[[ DATASET EXTRACT open ]]
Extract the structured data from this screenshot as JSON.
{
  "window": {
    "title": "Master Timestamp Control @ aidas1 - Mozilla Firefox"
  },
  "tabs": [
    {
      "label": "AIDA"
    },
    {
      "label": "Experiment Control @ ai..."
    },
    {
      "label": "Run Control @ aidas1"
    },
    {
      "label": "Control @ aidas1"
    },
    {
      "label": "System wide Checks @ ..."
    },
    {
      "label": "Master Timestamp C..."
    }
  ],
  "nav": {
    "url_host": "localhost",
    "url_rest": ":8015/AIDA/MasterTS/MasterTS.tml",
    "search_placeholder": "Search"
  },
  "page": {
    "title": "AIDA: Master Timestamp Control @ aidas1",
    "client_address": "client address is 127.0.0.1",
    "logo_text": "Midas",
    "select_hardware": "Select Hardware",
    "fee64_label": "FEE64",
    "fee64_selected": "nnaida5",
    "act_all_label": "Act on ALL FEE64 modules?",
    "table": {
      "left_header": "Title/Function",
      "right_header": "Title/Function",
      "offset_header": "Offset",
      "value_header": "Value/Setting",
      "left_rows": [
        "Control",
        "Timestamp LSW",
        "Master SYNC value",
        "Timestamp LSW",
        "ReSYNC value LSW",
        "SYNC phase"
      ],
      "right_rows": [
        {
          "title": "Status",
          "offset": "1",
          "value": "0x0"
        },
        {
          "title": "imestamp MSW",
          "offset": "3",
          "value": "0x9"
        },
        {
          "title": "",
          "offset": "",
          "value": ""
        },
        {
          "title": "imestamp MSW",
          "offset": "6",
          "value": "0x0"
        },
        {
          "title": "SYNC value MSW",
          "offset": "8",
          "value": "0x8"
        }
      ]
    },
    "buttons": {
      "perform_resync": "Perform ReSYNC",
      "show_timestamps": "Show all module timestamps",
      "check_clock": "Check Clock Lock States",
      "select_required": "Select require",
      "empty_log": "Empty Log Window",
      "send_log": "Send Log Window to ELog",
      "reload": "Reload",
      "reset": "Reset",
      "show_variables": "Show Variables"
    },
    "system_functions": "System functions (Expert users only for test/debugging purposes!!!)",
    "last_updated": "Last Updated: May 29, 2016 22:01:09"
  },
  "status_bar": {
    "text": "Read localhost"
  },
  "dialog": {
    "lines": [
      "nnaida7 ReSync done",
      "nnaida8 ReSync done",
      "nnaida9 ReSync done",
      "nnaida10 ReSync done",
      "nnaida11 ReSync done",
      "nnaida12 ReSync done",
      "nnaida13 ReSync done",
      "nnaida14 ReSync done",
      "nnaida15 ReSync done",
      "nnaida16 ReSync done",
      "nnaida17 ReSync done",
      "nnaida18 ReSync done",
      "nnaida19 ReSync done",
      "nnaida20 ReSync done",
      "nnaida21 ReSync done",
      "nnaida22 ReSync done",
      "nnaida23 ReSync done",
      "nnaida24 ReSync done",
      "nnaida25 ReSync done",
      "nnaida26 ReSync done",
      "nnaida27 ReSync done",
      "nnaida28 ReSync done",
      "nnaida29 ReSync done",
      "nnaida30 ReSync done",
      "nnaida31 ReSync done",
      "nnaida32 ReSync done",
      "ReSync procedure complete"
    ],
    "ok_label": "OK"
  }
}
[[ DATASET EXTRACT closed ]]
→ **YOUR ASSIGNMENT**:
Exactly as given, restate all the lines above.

→ **ANSWER TO THE PROBLEM**:
Extract the structured data from this screenshot as JSON.
{
  "window": {
    "title": "Master Timestamp Control @ aidas1 - Mozilla Firefox"
  },
  "tabs": [
    {
      "label": "AIDA"
    },
    {
      "label": "Experiment Control @ ai..."
    },
    {
      "label": "Run Control @ aidas1"
    },
    {
      "label": "Control @ aidas1"
    },
    {
      "label": "System wide Checks @ ..."
    },
    {
      "label": "Master Timestamp C..."
    }
  ],
  "nav": {
    "url_host": "localhost",
    "url_rest": ":8015/AIDA/MasterTS/MasterTS.tml",
    "search_placeholder": "Search"
  },
  "page": {
    "title": "AIDA: Master Timestamp Control @ aidas1",
    "client_address": "client address is 127.0.0.1",
    "logo_text": "Midas",
    "select_hardware": "Select Hardware",
    "fee64_label": "FEE64",
    "fee64_selected": "nnaida5",
    "act_all_label": "Act on ALL FEE64 modules?",
    "table": {
      "left_header": "Title/Function",
      "right_header": "Title/Function",
      "offset_header": "Offset",
      "value_header": "Value/Setting",
      "left_rows": [
        "Control",
        "Timestamp LSW",
        "Master SYNC value",
        "Timestamp LSW",
        "ReSYNC value LSW",
        "SYNC phase"
      ],
      "right_rows": [
        {
          "title": "Status",
          "offset": "1",
          "value": "0x0"
        },
        {
          "title": "imestamp MSW",
          "offset": "3",
          "value": "0x9"
        },
        {
          "title": "",
          "offset": "",
          "value": ""
        },
        {
          "title": "imestamp MSW",
          "offset": "6",
          "value": "0x0"
        },
        {
          "title": "SYNC value MSW",
          "offset": "8",
          "value": "0x8"
        }
      ]
    },
    "buttons": {
      "perform_resync": "Perform ReSYNC",
      "show_timestamps": "Show all module timestamps",
      "check_clock": "Check Clock Lock States",
      "select_required": "Select require",
      "empty_log": "Empty Log Window",
      "send_log": "Send Log Window to ELog",
      "reload": "Reload",
      "reset": "Reset",
      "show_variables": "Show Variables"
    },
    "system_functions": "System functions (Expert users only for test/debugging purposes!!!)",
    "last_updated": "Last Updated: May 29, 2016 22:01:09"
  },
  "status_bar": {
    "text": "Read localhost"
  },
  "dialog": {
    "lines": [
      "nnaida7 ReSync done",
      "nnaida8 ReSync done",
      "nnaida9 ReSync done",
      "nnaida10 ReSync done",
      "nnaida11 ReSync done",
      "nnaida12 ReSync done",
      "nnaida13 ReSync done",
      "nnaida14 ReSync done",
      "nnaida15 ReSync done",
      "nnaida16 ReSync done",
      "nnaida17 ReSync done",
      "nnaida18 ReSync done",
      "nnaida19 ReSync done",
      "nnaida20 ReSync done",
      "nnaida21 ReSync done",
      "nnaida22 ReSync done",
      "nnaida23 ReSync done",
      "nnaida24 ReSync done",
      "nnaida25 ReSync done",
      "nnaida26 ReSync done",
      "nnaida27 ReSync done",
      "nnaida28 ReSync done",
      "nnaida29 ReSync done",
      "nnaida30 ReSync done",
      "nnaida31 ReSync done",
      "nnaida32 ReSync done",
      "ReSync procedure complete"
    ],
    "ok_label": "OK"
  }
}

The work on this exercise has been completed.